The EU's Brexit negotiator Michel Barnier is expected to give a fuller reaction today to British PM Theresa May's compromise plan to prevent a new post-Brexit trade border between Ireland and Northern Ireland.
She managed to avert a showdown with Brexiteers at home by confirming that Britain "expected" to be able to free itself from EU customs arrangements by 2021, but the question is whether the EU side sees that language as establishing a time limit or not - Dublin in particular insists any such backstop must be in place until and unless a better solution is found.
Separately, an anti-Brexit group backed by billionaire financier George Soros is due to launch its campaign for a new referendum on Britain's departure from the European Union in London today.
Romania's top court will rule in the trial of Social Democrat leader Liviu Dragnea on charges of abuse of office, a case that could weaken the country's most powerful politician and open cracks in the ruling party.
Despite its 2007 entry into the EU, Romania remains chronically graft-prone. Dragnea, already barred from becoming prime minister because of a previous vote-rigging conviction, is accused of keeping two women on the public payroll despite them actually working for his party; Dragnea denies wrongdoing.
MARKETS AT 0655 GMT
It's the last trading day before an event-packed week and markets are understandably nervous about holding on to too much risk before the weekend. The most immediate focus before next week (which will bring a probable Fed rate rise, the likelihood of hawkish ECB signals and the Trump-Kim summit) is the G7 meeting later today in Quebec. Expect Trump to be at his pugnacious best against erstwhile allies, having already tweeted out comments about EU and Mexican tariff barriers.
Mexican and Canadian currencies are looking vulnerable with the former down almost 3 percent already this week. Wall Street closed lower last night, with tech shares snapping six sessions of gains while Asian shares – arguably the most vulnerable to trade wars -- are down around 1.3 percent. But world shares, also lower today, look set to snap a three week streak of losses.
Chinese data showing solid export growth and faster import growth is something positive though Trump could pick up on the fact that imports from the United States did not rise. And there’s no shortage of other issues elsewhere - in Brazil where the peso fell 3 percent to two-year lows, stocks fell 6.5 percent and bond yields jumped 15 bps on fears that elections this year will see the fiscal policies being loosened.
All these issues have helped bring down U.S. Treasury yields after they again attempted a breach of 3 percent earlier in the week. They are back around 2.93 percent after a “flash crash” that saw wild trading in Treasury futures and saw cash yields fall as low as 2.88 percent in a session that some are attributing to a fat finger.
German bond yields too have fallen as much as 5 bps in early trade while the pressure is back on Italy where yields have jumped 10-20 bps – the country is seen as the most vulnerable in the euro zone to higher ECB rates.

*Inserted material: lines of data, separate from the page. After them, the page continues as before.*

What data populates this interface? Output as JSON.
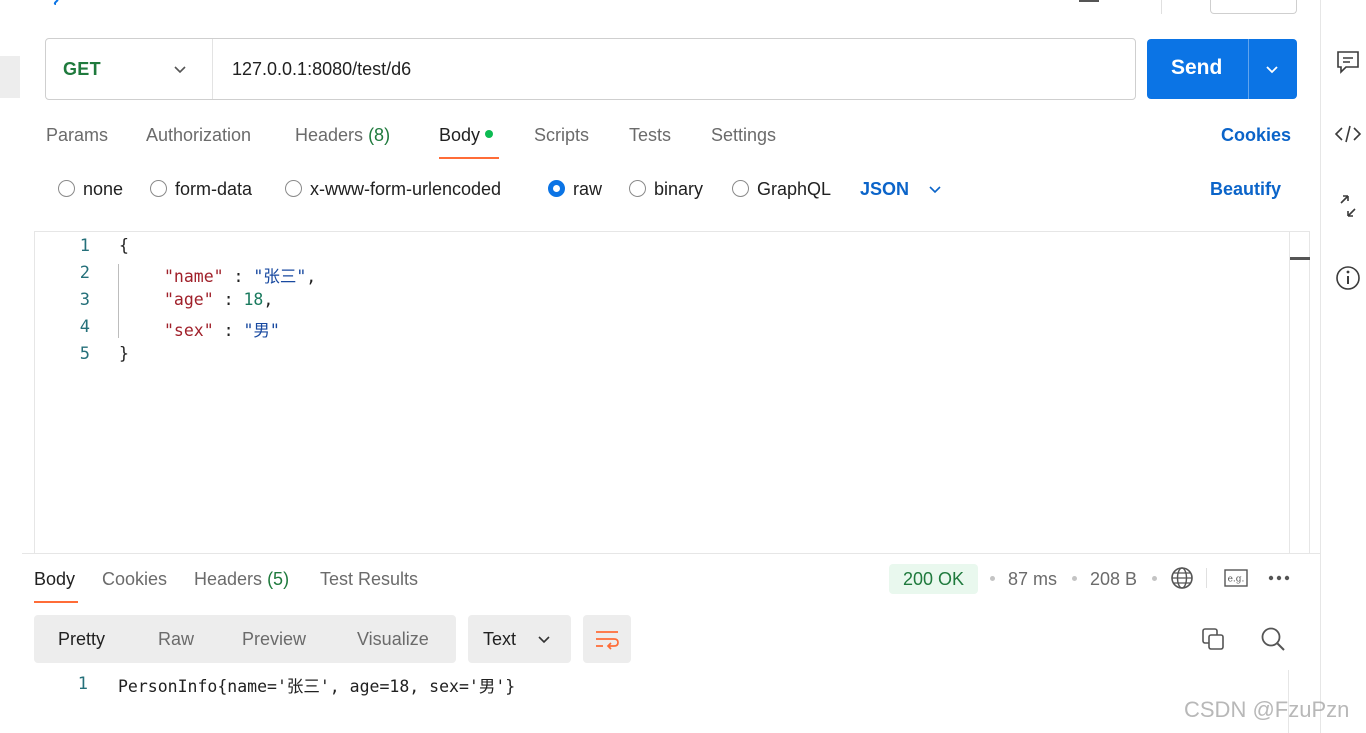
{
  "request": {
    "method": "GET",
    "url": "127.0.0.1:8080/test/d6",
    "send_label": "Send",
    "tabs": [
      {
        "label": "Params"
      },
      {
        "label": "Authorization"
      },
      {
        "label": "Headers",
        "count": "(8)"
      },
      {
        "label": "Body",
        "active": true
      },
      {
        "label": "Scripts"
      },
      {
        "label": "Tests"
      },
      {
        "label": "Settings"
      }
    ],
    "cookies_label": "Cookies",
    "body_types": [
      {
        "label": "none"
      },
      {
        "label": "form-data"
      },
      {
        "label": "x-www-form-urlencoded"
      },
      {
        "label": "raw",
        "selected": true
      },
      {
        "label": "binary"
      },
      {
        "label": "GraphQL"
      }
    ],
    "format": "JSON",
    "beautify_label": "Beautify",
    "body_lines": [
      {
        "n": "1",
        "text": "{"
      },
      {
        "n": "2",
        "text": "\"name\" : \"张三\","
      },
      {
        "n": "3",
        "text": "\"age\" : 18,"
      },
      {
        "n": "4",
        "text": "\"sex\" : \"男\""
      },
      {
        "n": "5",
        "text": "}"
      }
    ]
  },
  "response": {
    "tabs": [
      {
        "label": "Body",
        "active": true
      },
      {
        "label": "Cookies"
      },
      {
        "label": "Headers",
        "count": "(5)"
      },
      {
        "label": "Test Results"
      }
    ],
    "status": "200 OK",
    "time": "87 ms",
    "size": "208 B",
    "view_modes": [
      "Pretty",
      "Raw",
      "Preview",
      "Visualize"
    ],
    "active_view": "Pretty",
    "text_format": "Text",
    "lines": [
      {
        "n": "1",
        "text": "PersonInfo{name='张三', age=18, sex='男'}"
      }
    ]
  },
  "watermark": "CSDN @FzuPzn",
  "colors": {
    "accent": "#0b74e5",
    "tab_indicator": "#ff6c37",
    "success": "#1f7a3d",
    "link": "#0b64c9"
  }
}
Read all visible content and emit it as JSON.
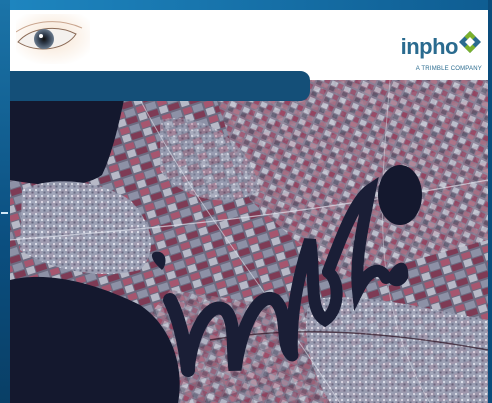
{
  "brand": {
    "wordmark": "inpho",
    "tagline": "A TRIMBLE COMPANY",
    "primary_color": "#2a6b8f",
    "diamond_colors": [
      "#7bb12d",
      "#2a6b8f"
    ]
  },
  "icons": {
    "header_eye": "eye-icon",
    "brand_mark": "diamond-icon"
  },
  "hero": {
    "overlay_script": "inpho",
    "image": "satellite-false-color-map"
  }
}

— A look at the day ahead from European Economics and Politics Editor Mark John and EMEA markets editor Mike Dolan. The views expressed are their own —